The Truckee location is home to the first Squeeze In of the franchise and was also the hardest hit location financially, as it’s in the smallest community. Morris says her family and staff fought to the death to keep it open and agree that closing the OG location is not on the table. Unfortunately, the Redwood City location was forced to close completely.
Early on the sisters pleaded with their landlords to work out rent negotiations while protecting their staff’s hours and finding ways to serve their communities. “Feed the Local Need” became their positive contribution during the pandemic and they offered their guests the chance to sponsor a hot meal for a healthcare worker. Squeeze In partnered with local hospitals for the effort and served workers in Truckee, Northwest and South Reno, Sparks and Carson City.
“We sponsored almost 500 meals, which was a huge deal for us. We were able to serve them 50 meals at a time, two days a week.

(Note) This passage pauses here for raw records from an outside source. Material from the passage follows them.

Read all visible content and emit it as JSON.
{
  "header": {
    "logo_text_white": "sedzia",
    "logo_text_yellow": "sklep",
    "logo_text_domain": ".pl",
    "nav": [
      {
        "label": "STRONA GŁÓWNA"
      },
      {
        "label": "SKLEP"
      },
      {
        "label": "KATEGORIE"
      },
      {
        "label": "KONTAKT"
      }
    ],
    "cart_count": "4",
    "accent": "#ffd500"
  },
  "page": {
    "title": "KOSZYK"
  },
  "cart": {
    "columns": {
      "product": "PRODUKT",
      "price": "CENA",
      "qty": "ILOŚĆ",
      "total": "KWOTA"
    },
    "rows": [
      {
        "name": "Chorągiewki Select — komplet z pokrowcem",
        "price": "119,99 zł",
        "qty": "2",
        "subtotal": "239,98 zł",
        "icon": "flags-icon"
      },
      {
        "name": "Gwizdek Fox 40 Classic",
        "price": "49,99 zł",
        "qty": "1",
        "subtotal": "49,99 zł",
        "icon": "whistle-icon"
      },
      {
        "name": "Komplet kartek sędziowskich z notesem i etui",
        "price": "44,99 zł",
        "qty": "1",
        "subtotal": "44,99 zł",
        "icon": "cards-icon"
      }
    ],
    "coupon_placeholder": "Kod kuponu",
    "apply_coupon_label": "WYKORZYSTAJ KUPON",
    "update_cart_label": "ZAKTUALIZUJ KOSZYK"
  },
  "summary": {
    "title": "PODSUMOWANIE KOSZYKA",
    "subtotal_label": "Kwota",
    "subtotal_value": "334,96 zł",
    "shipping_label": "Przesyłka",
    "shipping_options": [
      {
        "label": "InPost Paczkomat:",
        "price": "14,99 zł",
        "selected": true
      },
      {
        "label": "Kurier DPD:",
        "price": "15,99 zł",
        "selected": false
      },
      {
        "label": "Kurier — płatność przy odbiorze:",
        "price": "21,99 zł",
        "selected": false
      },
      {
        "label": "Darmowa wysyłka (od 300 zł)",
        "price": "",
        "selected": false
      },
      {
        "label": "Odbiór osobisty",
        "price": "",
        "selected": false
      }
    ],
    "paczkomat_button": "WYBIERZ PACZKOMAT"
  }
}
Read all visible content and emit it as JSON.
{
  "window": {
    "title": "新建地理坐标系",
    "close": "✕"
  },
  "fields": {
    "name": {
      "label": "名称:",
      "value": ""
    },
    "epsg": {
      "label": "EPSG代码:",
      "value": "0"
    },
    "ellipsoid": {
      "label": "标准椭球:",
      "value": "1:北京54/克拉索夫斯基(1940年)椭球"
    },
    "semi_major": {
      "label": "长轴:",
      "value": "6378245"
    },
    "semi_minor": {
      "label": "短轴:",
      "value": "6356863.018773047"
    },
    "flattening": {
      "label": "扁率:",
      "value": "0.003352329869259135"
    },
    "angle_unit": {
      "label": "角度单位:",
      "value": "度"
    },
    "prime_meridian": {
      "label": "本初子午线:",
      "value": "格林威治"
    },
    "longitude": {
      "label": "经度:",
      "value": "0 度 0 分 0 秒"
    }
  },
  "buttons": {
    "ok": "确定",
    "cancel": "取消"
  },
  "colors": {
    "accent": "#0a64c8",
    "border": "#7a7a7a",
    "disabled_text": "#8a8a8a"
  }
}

For four to five weeks we brought food to the hospitals. It was so amazing to see the camaraderie, it gave our people such a sense of pride to package these lunches and our community felt like they were rallying around healthcare workers,” Morris said.
When an email from the Town of Truckee introduced the Resilience Fund small business loan designed to help local companies grow their businesses with financial and coaching support, Morris jumped at the opportunity.
“I saw that and was like, ‘oh heck yeah we need all the help we can get.’ The disaster loans are not very attractive, there’s a lot of paperwork and it took a long time to apply. We never heard anything, there was no movement. PPP didn’t come through for us, it has now, but it only as of 10 days ago,” she said.
Morris said the Resilience Fund loan was a no-brainer because it has attractive terms and it was established by locals for locals – something they’re all about at Squeeze In.
“We’re a local family, born and raised, and we want to keep it local. Seeing that our community was doing something to help the local businesses was really empowering – a ray of hope when everything was a ‘no’ or a door slammed in our face. These are people who care about this community being better, doing better, growing and flourishing. To participate in something like this with terms that are incredibly attractive, in a setting that helps you use resources for growth, it’s a no-brainer,” Morris said.
The Resilience Fund loan moved quickly, her representatives were friendly and she felt good about its terms. The money was used to purchase a large stage from an events company that has gone out of business, so they can now offer a large outdoor seating area in Truckee and continue growing to accommodate social distance for their guests.
“If you’re looking to expand why wouldn’t you work with the Resilience Fund? These are people who know your business, your community, your neighbors. They know the ins and outs – it’s something we would absolutely consider using further and would definitely recommend,” Morris said.
She joked that their place is lovingly named “Squeeze In” for its tight floor-plan – all the more reason to continuously implement new ways to make things touchless and to keep practicing social distance. Morris’ new message to guests is that their delight and enjoyment can no longer be the top priority at Squeeze In, their health and safety is.
“We love Truckee-Tahoe, we adore being part of the community. The fact that people call our restaurant an institution is so humbling and something we cherish. Truckee is such a magical place with a beautiful community and strong vibrant culture. We are so grateful to the Resilience Fund and so grateful to continue to be part of this community in a creative way during this unprecedented time,” Morris said.